The signing of Greg Jennings by the Minnesota Vikings represents decent value, even if you think five years and $48 million is fairly pricey. Face it, that's the market for wide receivers of his ilk. It's a more palatable contract than the five-year, $60 million deal that Mike Wallace signed for in Miami. It's also easier to swallow than the five-year, $56 million deal that Dwayne Bowe signed for in Kansas City this offseason or the five-year, $55.6 million Vincent Jackson was given by Tampa Bay last offseason.
Jennings is every bit as good as Jackson – even better in some aspects of his game. V-Jax is the better downfield threat (for now), but Jennings is more versatile, has better hands and is better after the catch. He's also eight months younger than Jackson. And I'd take Jennings any day of the week over Bowe, who's had exactly one great season surrounded by several inconsistent campaigns. Wallace is more explosive than any of the four receivers in this discussion, but he's the most one-dimensional and the least-accomplished. He's also the youngest of the bunch by a wide margin, but making him one of the highest-paid receivers in the NFL was a stretch.
A year or two from now, comparable wide receivers will be getting paid even more in free agency. The sticker shock will wear off for all of the above.
In as much as the signing represents fair "real world" value for Jennings, it also represents sneaky value for him in another aspect that I know is near and dear to the hearts of many reading this: fantasy football.
The knee-jerk reaction to the Jennings move from many in the fantasy football industry was that it would severely hamper his fantasy value. The argument against Jennings is clear. He goes from catching passes in a pass-happy offense from Aaron Rodgers to catching passes in a run-first offense from Christian Ponder. That's a valid point, and not as much of a rip on Ponder (at least from my perspective) as it is a nod to Rodgers, who many (including yours truly) believe is the best quarterback in the NFL. From where I sit, Jennings was looking at a downgrade in quarterback quality by some degree regardless of where he decided to sign.
Based on the move west and the fact he's coming off his most injury-riddled seasons, many fantasy cheat sheets will have Jennings ranked outside their top-30 or maybe even top-40 wide receivers next summer.
That could make him a fantasy value.
To be certain, in those fantasy football drafts conducted in Minnesota amongst (presumably) a majority of Minnesota Vikings fans, Jennings' value will be inflated due to the homer factor. Elsewhere, that won't be the case.
Despite the drop-off in passing scheme – Rodgers led the NFL in passer rating once again in 2012, whereas the Vikings ranked 31st in passing offense – there is reason for optimism for Jennings based on where you might be able to draft him. First off, he's the big fish in a little lake rather than just one of many receiving mouths to feed in Green Bay's pond.
Jennings will be the Vikings' go-to guy in the passing game, and he will be spending most of his time in the flanker, or "Z" position, where Percy Harvin used to line up a lot.
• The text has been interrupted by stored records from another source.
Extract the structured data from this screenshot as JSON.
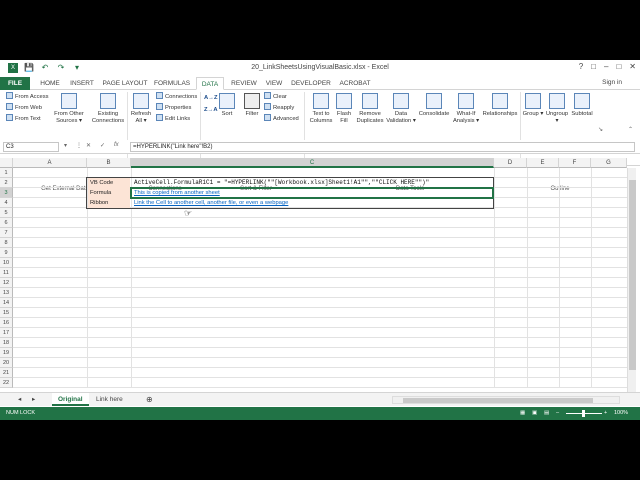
{
  "window": {
    "title": "20_LinkSheetsUsingVisualBasic.xlsx - Excel",
    "controls": [
      "?",
      "□",
      "–",
      "□",
      "✕"
    ]
  },
  "ribbon_tabs": [
    "FILE",
    "HOME",
    "INSERT",
    "PAGE LAYOUT",
    "FORMULAS",
    "DATA",
    "REVIEW",
    "VIEW",
    "DEVELOPER",
    "ACROBAT"
  ],
  "sign_in": "Sign in",
  "ribbon": {
    "get_external": {
      "items": [
        "From Access",
        "From Web",
        "From Text"
      ],
      "other_sources": "From Other Sources ▾",
      "existing": "Existing Connections",
      "label": "Get External Data"
    },
    "connections": {
      "refresh": "Refresh All ▾",
      "items": [
        "Connections",
        "Properties",
        "Edit Links"
      ],
      "label": "Connections"
    },
    "sort_filter": {
      "az": "A→Z",
      "za": "Z→A",
      "sort": "Sort",
      "filter": "Filter",
      "items": [
        "Clear",
        "Reapply",
        "Advanced"
      ],
      "label": "Sort & Filter"
    },
    "data_tools": {
      "items": [
        "Text to Columns",
        "Flash Fill",
        "Remove Duplicates",
        "Data Validation ▾",
        "Consolidate",
        "What-If Analysis ▾",
        "Relationships"
      ],
      "label": "Data Tools"
    },
    "outline": {
      "items": [
        "Group ▾",
        "Ungroup ▾",
        "Subtotal"
      ],
      "label": "Outline"
    }
  },
  "formula_bar": {
    "name_box": "C3",
    "cancel": "✕",
    "enter": "✓",
    "fx": "fx",
    "formula": "=HYPERLINK(\"Link here\"!B2)"
  },
  "columns": [
    "A",
    "B",
    "C",
    "D",
    "E",
    "F",
    "G"
  ],
  "rows": [
    "1",
    "2",
    "3",
    "4",
    "5",
    "6",
    "7",
    "8",
    "9",
    "10",
    "11",
    "12",
    "13",
    "14",
    "15",
    "16",
    "17",
    "18",
    "19",
    "20",
    "21",
    "22"
  ],
  "cells": {
    "b2": "VB Code",
    "c2": "ActiveCell.FormulaR1C1 = \"=HYPERLINK(\"\"[Workbook.xlsx]Sheet1!A1\"\",\"\"CLICK HERE\"\")\"",
    "b3": "Formula",
    "c3": "This is copied from another sheet",
    "b4": "Ribbon",
    "c4": "Link the Cell to another cell, another file, or even a webpage"
  },
  "sheet_tabs": [
    "Original",
    "Link here"
  ],
  "sheet_nav": [
    "◂",
    "▸",
    "⊕"
  ],
  "status": {
    "left": "NUM LOCK",
    "zoom": "100%"
  }
}
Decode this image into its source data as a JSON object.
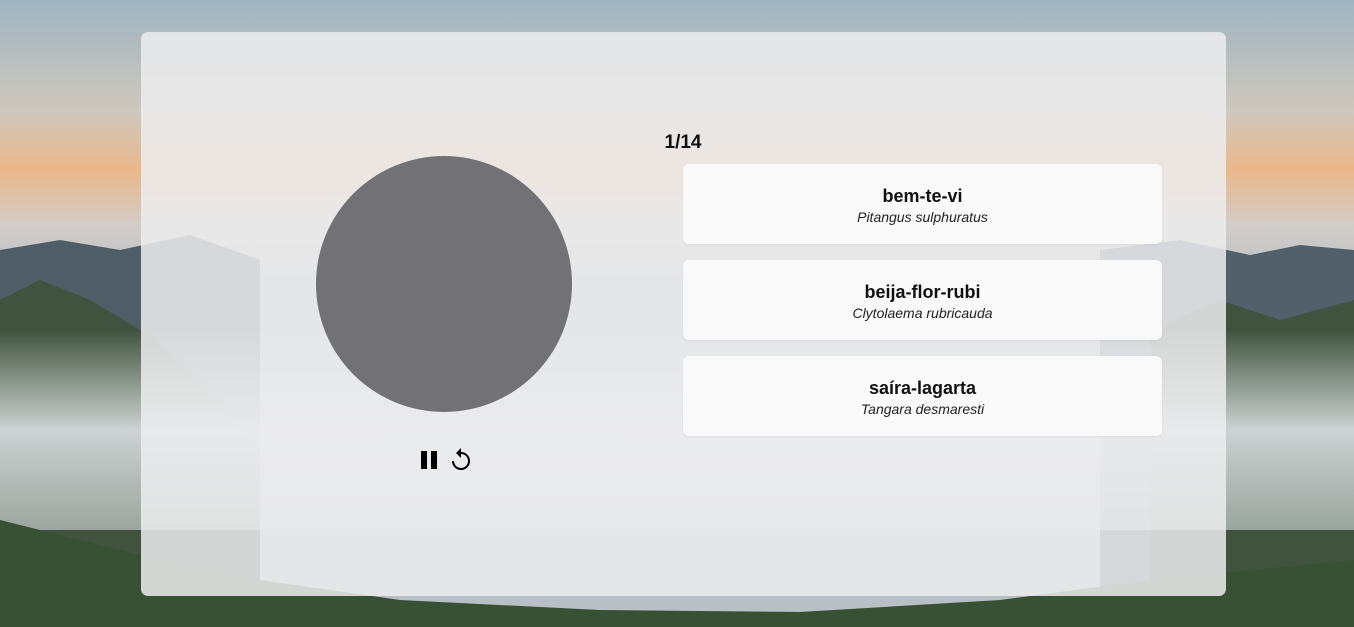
{
  "quiz": {
    "progress": "1/14"
  },
  "player": {
    "pause_icon": "pause-icon",
    "replay_icon": "replay-icon"
  },
  "options": [
    {
      "common_name": "bem-te-vi",
      "scientific_name": "Pitangus sulphuratus"
    },
    {
      "common_name": "beija-flor-rubi",
      "scientific_name": "Clytolaema rubricauda"
    },
    {
      "common_name": "saíra-lagarta",
      "scientific_name": "Tangara desmaresti"
    }
  ],
  "colors": {
    "card_background": "#ececee",
    "disc": "#727176",
    "option_background": "#f9f9f9",
    "text": "#111111"
  }
}
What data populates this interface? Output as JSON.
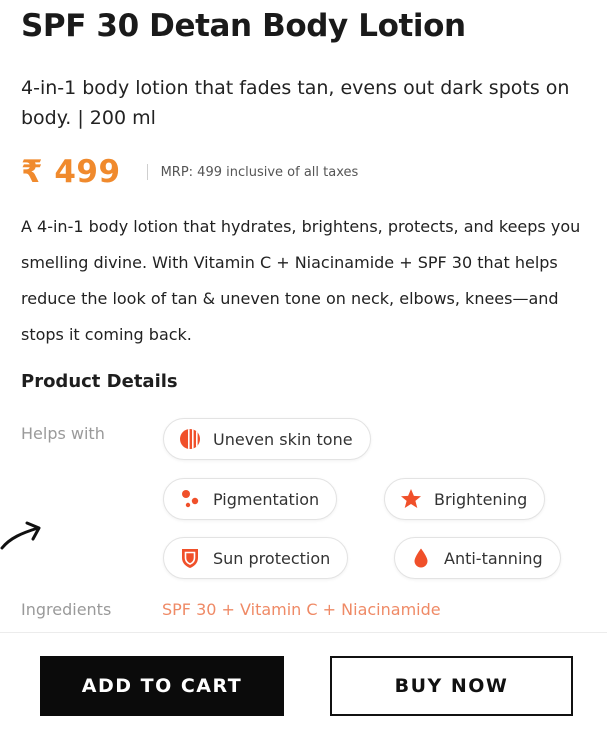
{
  "product": {
    "title": "SPF 30 Detan Body Lotion",
    "subtitle": "4-in-1 body lotion that fades tan, evens out dark spots on body. |  200 ml",
    "price": "₹ 499",
    "mrp_text": "MRP: 499 inclusive of all taxes",
    "description": "A 4-in-1 body lotion that hydrates, brightens, protects, and keeps you smelling divine. With Vitamin C + Niacinamide + SPF 30 that helps reduce the look of tan & uneven tone on neck, elbows, knees—and stops it coming back."
  },
  "details": {
    "section_title": "Product Details",
    "helps_with_label": "Helps with",
    "helps_with": [
      {
        "label": "Uneven skin tone",
        "icon": "striped-circle-icon"
      },
      {
        "label": "Pigmentation",
        "icon": "dots-icon"
      },
      {
        "label": "Brightening",
        "icon": "star-icon"
      },
      {
        "label": "Sun protection",
        "icon": "shield-icon"
      },
      {
        "label": "Anti-tanning",
        "icon": "droplet-icon"
      }
    ],
    "ingredients_label": "Ingredients",
    "ingredients_value": "SPF 30 + Vitamin C + Niacinamide"
  },
  "actions": {
    "add_to_cart": "ADD TO CART",
    "buy_now": "BUY NOW"
  },
  "colors": {
    "accent_orange": "#f08a2d",
    "icon_orange_red": "#f0502a",
    "ingredients_text": "#ef8a66",
    "primary_button": "#0b0b0b"
  }
}
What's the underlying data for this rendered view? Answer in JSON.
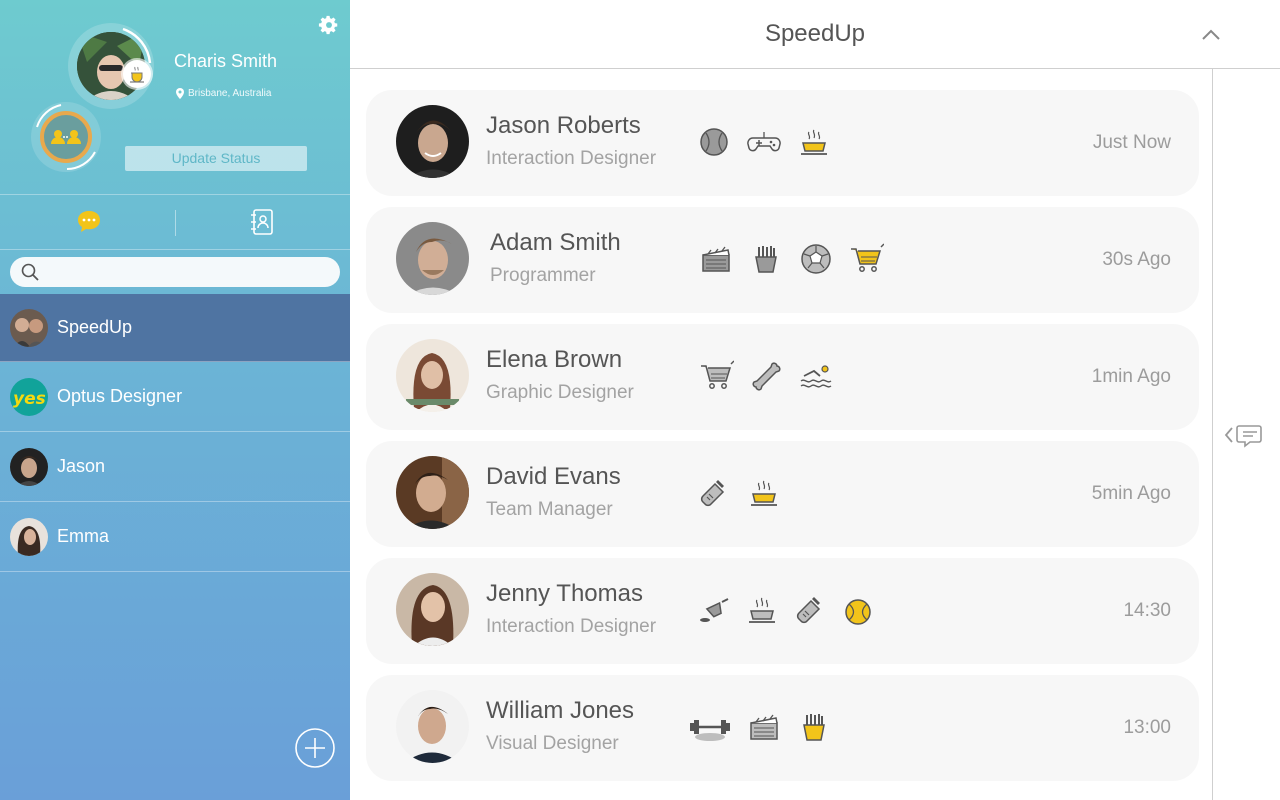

You saw last year what kind of catch-per-game rate Harvin was on prior to injuring his ankle. For that reason I foresee Jennings having the most value in poin-per-reception fantasy formats. His yards-per-catch will likely fall short of his 15.4 career average and he might not haul in 10 touchdowns for the third time in his career, but he will most certainly have value if he stays healthy.
Where would I draft him? Ideally, he'd be a very good WR3 or flex receiver on fantasy teams in standard-sized leagues. If he's your No. 2 receiver, you're going to want to draft some insurance in the form of a pretty good WR3.
Bo Mitchell is the VP of Content at SportsData and a member of the Pro Football Writers of America.